1 hr BEFORE - measure the amount of water you are going to use for Makgeolli. I use filtered water. Bottled water is also good. Add water to your container that you will be brewing in. Use warm water if you want to give it an extra boost. Add nuruk to water and let it soak for 1 hr. Break it up with your hands if you see big chunks of it. NOT a MUST but it helps to get a good start by activating the culture. Pretty similar to putting yeast in warm water first.
When rice is cooled, add RICE to your Nuruk water mix in your container. Rice should be dry enough that individual grains separate easily from each other.

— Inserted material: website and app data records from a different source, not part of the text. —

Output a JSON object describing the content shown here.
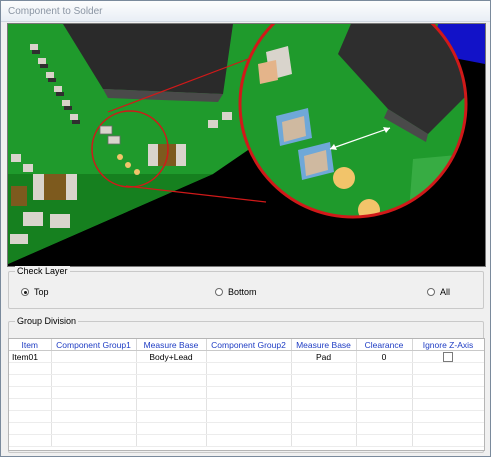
{
  "window": {
    "title": "Component to Solder"
  },
  "check_layer": {
    "title": "Check Layer",
    "options": [
      {
        "label": "Top",
        "selected": true
      },
      {
        "label": "Bottom",
        "selected": false
      },
      {
        "label": "All",
        "selected": false
      }
    ]
  },
  "group_division": {
    "title": "Group Division",
    "columns": [
      "Item",
      "Component Group1",
      "Measure Base",
      "Component Group2",
      "Measure Base",
      "Clearance",
      "Ignore Z-Axis"
    ],
    "rows": [
      {
        "item": "Item01",
        "group1": "",
        "base1": "Body+Lead",
        "group2": "",
        "base2": "Pad",
        "clearance": "0",
        "ignore_z": false
      }
    ]
  },
  "colors": {
    "header_text": "#1f3dc4",
    "pcb_green": "#1f9a2c",
    "callout": "#d01919"
  }
}
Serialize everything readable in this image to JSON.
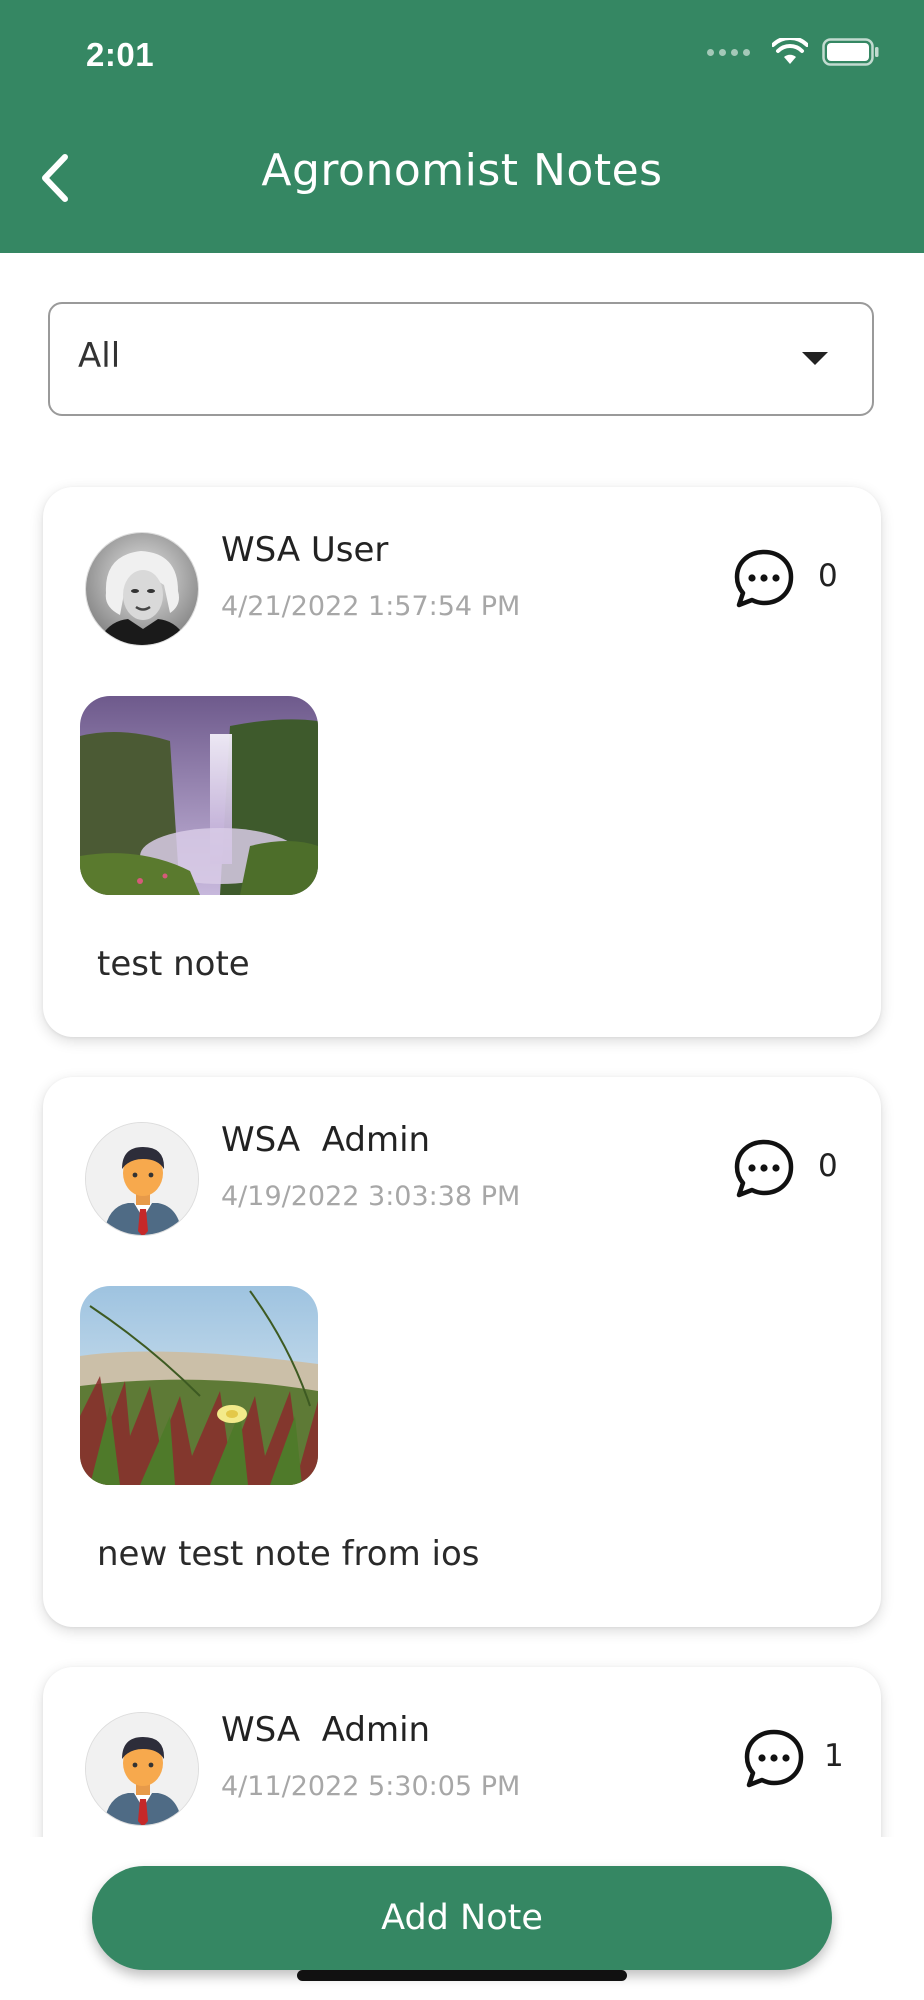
{
  "status_bar": {
    "time": "2:01"
  },
  "header": {
    "title": "Agronomist Notes",
    "back_icon": "chevron-left-icon"
  },
  "filter": {
    "selected": "All"
  },
  "notes": [
    {
      "author": "WSA User",
      "timestamp": "4/21/2022 1:57:54 PM",
      "comment_count": "0",
      "text": "test note",
      "avatar": "photo-portrait",
      "photo": "waterfall"
    },
    {
      "author": "WSA  Admin",
      "timestamp": "4/19/2022 3:03:38 PM",
      "comment_count": "0",
      "text": "new test note from ios",
      "avatar": "default-person",
      "photo": "grass-flower"
    },
    {
      "author": "WSA  Admin",
      "timestamp": "4/11/2022 5:30:05 PM",
      "comment_count": "1",
      "avatar": "default-person"
    }
  ],
  "actions": {
    "add_note_label": "Add Note"
  },
  "colors": {
    "brand_green": "#358763",
    "timestamp_gray": "#a7a7a7"
  }
}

With your hands, gently mix everything so that they are evenly mixed and there are no big chunks of nuruk left. Try not to smush or break the rice grains. It's best to leave each rice grain as whole as possible but do try to mix it all well. Because the longer you mix, things get warmed up allowing the yeast and enzymes to get activated. Giving your mash a great start!
Cover the container loosely with the lid and put it in a cool dry dark place for 10-14 days. Initially, you should not see any extra liquid.

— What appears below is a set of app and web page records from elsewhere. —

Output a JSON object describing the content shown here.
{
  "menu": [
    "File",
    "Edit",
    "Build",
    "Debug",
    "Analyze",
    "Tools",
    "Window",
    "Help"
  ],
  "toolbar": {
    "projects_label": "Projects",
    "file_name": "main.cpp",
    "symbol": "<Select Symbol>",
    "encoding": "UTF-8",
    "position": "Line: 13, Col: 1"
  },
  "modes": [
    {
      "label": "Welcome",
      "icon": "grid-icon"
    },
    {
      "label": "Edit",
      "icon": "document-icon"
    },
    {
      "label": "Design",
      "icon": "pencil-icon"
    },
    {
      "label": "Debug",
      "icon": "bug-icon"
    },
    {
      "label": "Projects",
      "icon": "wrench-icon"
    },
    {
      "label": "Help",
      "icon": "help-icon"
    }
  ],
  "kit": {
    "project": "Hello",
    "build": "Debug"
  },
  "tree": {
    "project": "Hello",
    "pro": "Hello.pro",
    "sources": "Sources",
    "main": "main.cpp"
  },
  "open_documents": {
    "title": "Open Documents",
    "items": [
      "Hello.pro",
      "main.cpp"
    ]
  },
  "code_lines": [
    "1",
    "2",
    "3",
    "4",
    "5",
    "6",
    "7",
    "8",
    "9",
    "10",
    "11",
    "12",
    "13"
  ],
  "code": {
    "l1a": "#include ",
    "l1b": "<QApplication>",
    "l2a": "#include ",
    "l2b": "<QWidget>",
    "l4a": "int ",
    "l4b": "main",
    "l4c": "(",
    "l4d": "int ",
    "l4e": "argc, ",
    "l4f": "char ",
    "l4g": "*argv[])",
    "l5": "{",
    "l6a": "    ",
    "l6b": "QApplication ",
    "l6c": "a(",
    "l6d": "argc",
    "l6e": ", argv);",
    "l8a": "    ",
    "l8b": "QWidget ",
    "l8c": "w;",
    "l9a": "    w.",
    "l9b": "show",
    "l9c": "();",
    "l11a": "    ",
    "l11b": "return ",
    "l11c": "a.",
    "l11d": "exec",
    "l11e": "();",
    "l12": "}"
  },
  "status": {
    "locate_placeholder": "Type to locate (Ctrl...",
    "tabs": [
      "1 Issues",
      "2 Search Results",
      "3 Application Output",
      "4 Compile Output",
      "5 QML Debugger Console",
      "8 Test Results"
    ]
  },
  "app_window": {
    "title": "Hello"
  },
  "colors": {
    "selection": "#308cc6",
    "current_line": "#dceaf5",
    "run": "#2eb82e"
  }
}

DAY 1 - 3: keep the lid loose (as it needs oxygen), mix 2 times a day with a wooden spoon or plastic spatula. On the 1st day, it won't be easy to mix as there's very little liquid. But that's how it should be. You will see more liquid appear in the mix each day.
DAY 4+, up to 10 to 14 days, don't mix and keep the lid completely closed. But check on the change. In low temps (65℉), it can take up to close to 2 weeks but on the average it should take about 10 days. At higher temps close to 75℉, it may be ready even before 10 days. Rather than just depend simply on the the time, you should closely watch for signs that it is ready and also do a taste test to see when you want to bottle it. Read my tips below on how to check if it's done.
Once the brewing is complete (or when you want to bottle), we need to filter the Makgeolli. Use a fine linen cloth or mesh filter bag to filter the liquid. The brew is ready to drink immediately but I like to store in the refrigerator for a few days so it can age a little and mellow out even further.
Optionally, you can dilute the finished Makgeolli by mixing with water (1/2 amount of total wine) and added sugar (about 2 Tbs for 1 batch using 1 kg rice). This will produce a drink similar to ones sold at stores. Less thick and with similar alcohol content of 6% and sweeter flavor. I personally don't like to do it but you can try a little first and see if you want to do it.
Makgeolli is best when served cold. Normally, you will see sediments at the bottom of the bottle and you can mix it before serving for a milky texture or you can just choose to drink the clearer Cheongju on top (which we kind of like to do - also less calories).